● **WORK ITEM**
What number of lines in the data below contain the string "能源管理系统"? Answer with that number alone.

======== RECORDS PROVIDED ========

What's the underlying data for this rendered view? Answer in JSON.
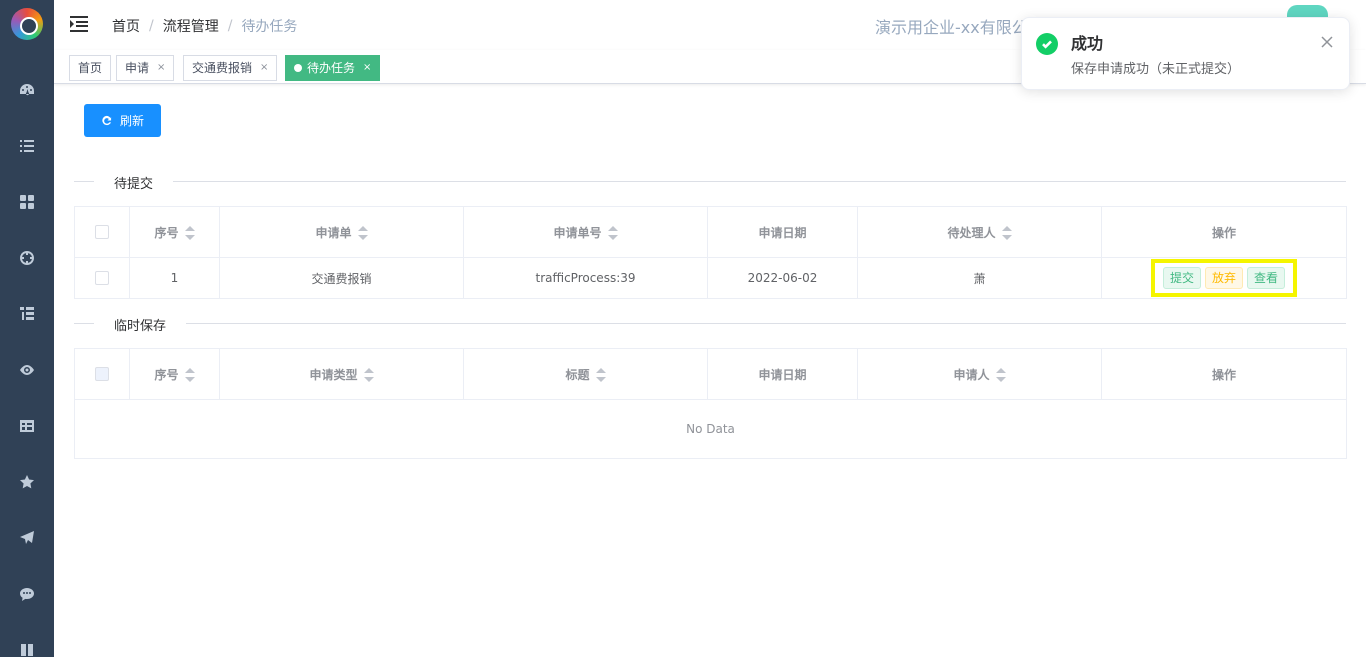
{
  "header": {
    "breadcrumb": [
      "首页",
      "流程管理",
      "待办任务"
    ],
    "company": "演示用企业-xx有限公"
  },
  "tags": [
    {
      "label": "首页",
      "closable": false,
      "active": false
    },
    {
      "label": "申请",
      "closable": true,
      "active": false
    },
    {
      "label": "交通费报销",
      "closable": true,
      "active": false
    },
    {
      "label": "待办任务",
      "closable": true,
      "active": true
    }
  ],
  "close_glyph": "×",
  "sidebar": {
    "icons": [
      "dashboard-icon",
      "list-icon",
      "grid-icon",
      "target-icon",
      "tree-icon",
      "eye-icon",
      "table-icon",
      "star-icon",
      "send-icon",
      "chat-icon",
      "book-icon"
    ]
  },
  "toolbar": {
    "refresh_label": "刷新"
  },
  "pending": {
    "section_title": "待提交",
    "headers": [
      "序号",
      "申请单",
      "申请单号",
      "申请日期",
      "待处理人",
      "操作"
    ],
    "rows": [
      {
        "index": "1",
        "form": "交通费报销",
        "form_no": "trafficProcess:39",
        "date": "2022-06-02",
        "handler": "萧",
        "actions": {
          "submit": "提交",
          "abandon": "放弃",
          "view": "查看"
        }
      }
    ]
  },
  "drafts": {
    "section_title": "临时保存",
    "headers": [
      "序号",
      "申请类型",
      "标题",
      "申请日期",
      "申请人",
      "操作"
    ],
    "empty_text": "No Data"
  },
  "notification": {
    "title": "成功",
    "message": "保存申请成功（未正式提交）"
  }
}
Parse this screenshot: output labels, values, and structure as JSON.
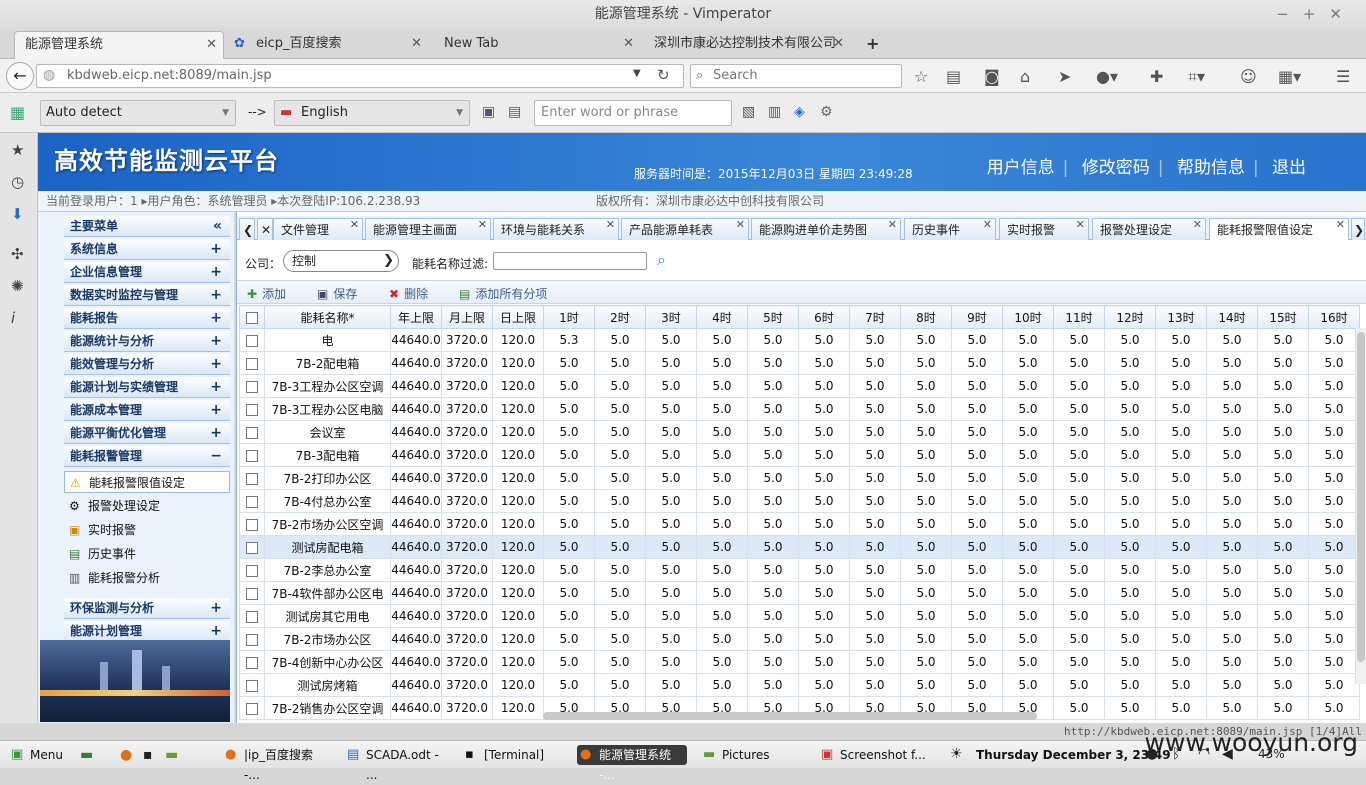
{
  "window": {
    "title": "能源管理系统 - Vimperator"
  },
  "browser_tabs": [
    {
      "label": "能源管理系统"
    },
    {
      "label": "eicp_百度搜索"
    },
    {
      "label": "New Tab"
    },
    {
      "label": "深圳市康必达控制技术有限公司"
    }
  ],
  "address": {
    "url": "kbdweb.eicp.net:8089/main.jsp",
    "search_placeholder": "Search"
  },
  "translator": {
    "source": "Auto detect",
    "arrow": "-->",
    "target": "English",
    "input_placeholder": "Enter word or phrase"
  },
  "app": {
    "banner_title": "高效节能监测云平台",
    "server_time": "服务器时间是：2015年12月03日 星期四 23:49:28",
    "top_links": [
      "用户信息",
      "修改密码",
      "帮助信息",
      "退出"
    ],
    "info_left": "当前登录用户：1  ▸用户角色：系统管理员  ▸本次登陆IP:106.2.238.93",
    "copyright": "版权所有：深圳市康必达中创科技有限公司"
  },
  "sidebar": {
    "header": "主要菜单",
    "menus": [
      "系统信息",
      "企业信息管理",
      "数据实时监控与管理",
      "能耗报告",
      "能源统计与分析",
      "能效管理与分析",
      "能源计划与实绩管理",
      "能源成本管理",
      "能源平衡优化管理",
      "能耗报警管理"
    ],
    "submenus": [
      "能耗报警限值设定",
      "报警处理设定",
      "实时报警",
      "历史事件",
      "能耗报警分析"
    ],
    "menus_after": [
      "环保监测与分析",
      "能源计划管理"
    ]
  },
  "page_tabs": [
    "文件管理",
    "能源管理主画面",
    "环境与能耗关系",
    "产品能源单耗表",
    "能源购进单价走势图",
    "历史事件",
    "实时报警",
    "报警处理设定",
    "能耗报警限值设定"
  ],
  "filter": {
    "company_label": "公司：",
    "company_value": "控制",
    "name_filter_label": "能耗名称过滤:"
  },
  "toolbar": {
    "add": "添加",
    "save": "保存",
    "delete": "删除",
    "add_all": "添加所有分项"
  },
  "grid": {
    "columns": [
      "能耗名称*",
      "年上限",
      "月上限",
      "日上限",
      "1时",
      "2时",
      "3时",
      "4时",
      "5时",
      "6时",
      "7时",
      "8时",
      "9时",
      "10时",
      "11时",
      "12时",
      "13时",
      "14时",
      "15时",
      "16时"
    ],
    "rows": [
      [
        "电",
        "44640.0",
        "3720.0",
        "120.0",
        "5.3",
        "5.0",
        "5.0",
        "5.0",
        "5.0",
        "5.0",
        "5.0",
        "5.0",
        "5.0",
        "5.0",
        "5.0",
        "5.0",
        "5.0",
        "5.0",
        "5.0",
        "5.0"
      ],
      [
        "7B-2配电箱",
        "44640.0",
        "3720.0",
        "120.0",
        "5.0",
        "5.0",
        "5.0",
        "5.0",
        "5.0",
        "5.0",
        "5.0",
        "5.0",
        "5.0",
        "5.0",
        "5.0",
        "5.0",
        "5.0",
        "5.0",
        "5.0",
        "5.0"
      ],
      [
        "7B-3工程办公区空调",
        "44640.0",
        "3720.0",
        "120.0",
        "5.0",
        "5.0",
        "5.0",
        "5.0",
        "5.0",
        "5.0",
        "5.0",
        "5.0",
        "5.0",
        "5.0",
        "5.0",
        "5.0",
        "5.0",
        "5.0",
        "5.0",
        "5.0"
      ],
      [
        "7B-3工程办公区电脑",
        "44640.0",
        "3720.0",
        "120.0",
        "5.0",
        "5.0",
        "5.0",
        "5.0",
        "5.0",
        "5.0",
        "5.0",
        "5.0",
        "5.0",
        "5.0",
        "5.0",
        "5.0",
        "5.0",
        "5.0",
        "5.0",
        "5.0"
      ],
      [
        "会议室",
        "44640.0",
        "3720.0",
        "120.0",
        "5.0",
        "5.0",
        "5.0",
        "5.0",
        "5.0",
        "5.0",
        "5.0",
        "5.0",
        "5.0",
        "5.0",
        "5.0",
        "5.0",
        "5.0",
        "5.0",
        "5.0",
        "5.0"
      ],
      [
        "7B-3配电箱",
        "44640.0",
        "3720.0",
        "120.0",
        "5.0",
        "5.0",
        "5.0",
        "5.0",
        "5.0",
        "5.0",
        "5.0",
        "5.0",
        "5.0",
        "5.0",
        "5.0",
        "5.0",
        "5.0",
        "5.0",
        "5.0",
        "5.0"
      ],
      [
        "7B-2打印办公区",
        "44640.0",
        "3720.0",
        "120.0",
        "5.0",
        "5.0",
        "5.0",
        "5.0",
        "5.0",
        "5.0",
        "5.0",
        "5.0",
        "5.0",
        "5.0",
        "5.0",
        "5.0",
        "5.0",
        "5.0",
        "5.0",
        "5.0"
      ],
      [
        "7B-4付总办公室",
        "44640.0",
        "3720.0",
        "120.0",
        "5.0",
        "5.0",
        "5.0",
        "5.0",
        "5.0",
        "5.0",
        "5.0",
        "5.0",
        "5.0",
        "5.0",
        "5.0",
        "5.0",
        "5.0",
        "5.0",
        "5.0",
        "5.0"
      ],
      [
        "7B-2市场办公区空调",
        "44640.0",
        "3720.0",
        "120.0",
        "5.0",
        "5.0",
        "5.0",
        "5.0",
        "5.0",
        "5.0",
        "5.0",
        "5.0",
        "5.0",
        "5.0",
        "5.0",
        "5.0",
        "5.0",
        "5.0",
        "5.0",
        "5.0"
      ],
      [
        "测试房配电箱",
        "44640.0",
        "3720.0",
        "120.0",
        "5.0",
        "5.0",
        "5.0",
        "5.0",
        "5.0",
        "5.0",
        "5.0",
        "5.0",
        "5.0",
        "5.0",
        "5.0",
        "5.0",
        "5.0",
        "5.0",
        "5.0",
        "5.0"
      ],
      [
        "7B-2李总办公室",
        "44640.0",
        "3720.0",
        "120.0",
        "5.0",
        "5.0",
        "5.0",
        "5.0",
        "5.0",
        "5.0",
        "5.0",
        "5.0",
        "5.0",
        "5.0",
        "5.0",
        "5.0",
        "5.0",
        "5.0",
        "5.0",
        "5.0"
      ],
      [
        "7B-4软件部办公区电",
        "44640.0",
        "3720.0",
        "120.0",
        "5.0",
        "5.0",
        "5.0",
        "5.0",
        "5.0",
        "5.0",
        "5.0",
        "5.0",
        "5.0",
        "5.0",
        "5.0",
        "5.0",
        "5.0",
        "5.0",
        "5.0",
        "5.0"
      ],
      [
        "测试房其它用电",
        "44640.0",
        "3720.0",
        "120.0",
        "5.0",
        "5.0",
        "5.0",
        "5.0",
        "5.0",
        "5.0",
        "5.0",
        "5.0",
        "5.0",
        "5.0",
        "5.0",
        "5.0",
        "5.0",
        "5.0",
        "5.0",
        "5.0"
      ],
      [
        "7B-2市场办公区",
        "44640.0",
        "3720.0",
        "120.0",
        "5.0",
        "5.0",
        "5.0",
        "5.0",
        "5.0",
        "5.0",
        "5.0",
        "5.0",
        "5.0",
        "5.0",
        "5.0",
        "5.0",
        "5.0",
        "5.0",
        "5.0",
        "5.0"
      ],
      [
        "7B-4创新中心办公区",
        "44640.0",
        "3720.0",
        "120.0",
        "5.0",
        "5.0",
        "5.0",
        "5.0",
        "5.0",
        "5.0",
        "5.0",
        "5.0",
        "5.0",
        "5.0",
        "5.0",
        "5.0",
        "5.0",
        "5.0",
        "5.0",
        "5.0"
      ],
      [
        "测试房烤箱",
        "44640.0",
        "3720.0",
        "120.0",
        "5.0",
        "5.0",
        "5.0",
        "5.0",
        "5.0",
        "5.0",
        "5.0",
        "5.0",
        "5.0",
        "5.0",
        "5.0",
        "5.0",
        "5.0",
        "5.0",
        "5.0",
        "5.0"
      ],
      [
        "7B-2销售办公区空调",
        "44640.0",
        "3720.0",
        "120.0",
        "5.0",
        "5.0",
        "5.0",
        "5.0",
        "5.0",
        "5.0",
        "5.0",
        "5.0",
        "5.0",
        "5.0",
        "5.0",
        "5.0",
        "5.0",
        "5.0",
        "5.0",
        "5.0"
      ]
    ]
  },
  "status_url": "http://kbdweb.eicp.net:8089/main.jsp [1/4]All",
  "taskbar": {
    "menu": "Menu",
    "items": [
      "|ip_百度搜索 -...",
      "SCADA.odt - ...",
      "[Terminal]",
      "能源管理系统 -...",
      "Pictures",
      "Screenshot f..."
    ],
    "clock": "Thursday December  3, 23:49",
    "battery": "43%"
  },
  "watermark": "www.wooyun.org"
}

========

● **REPLY**
3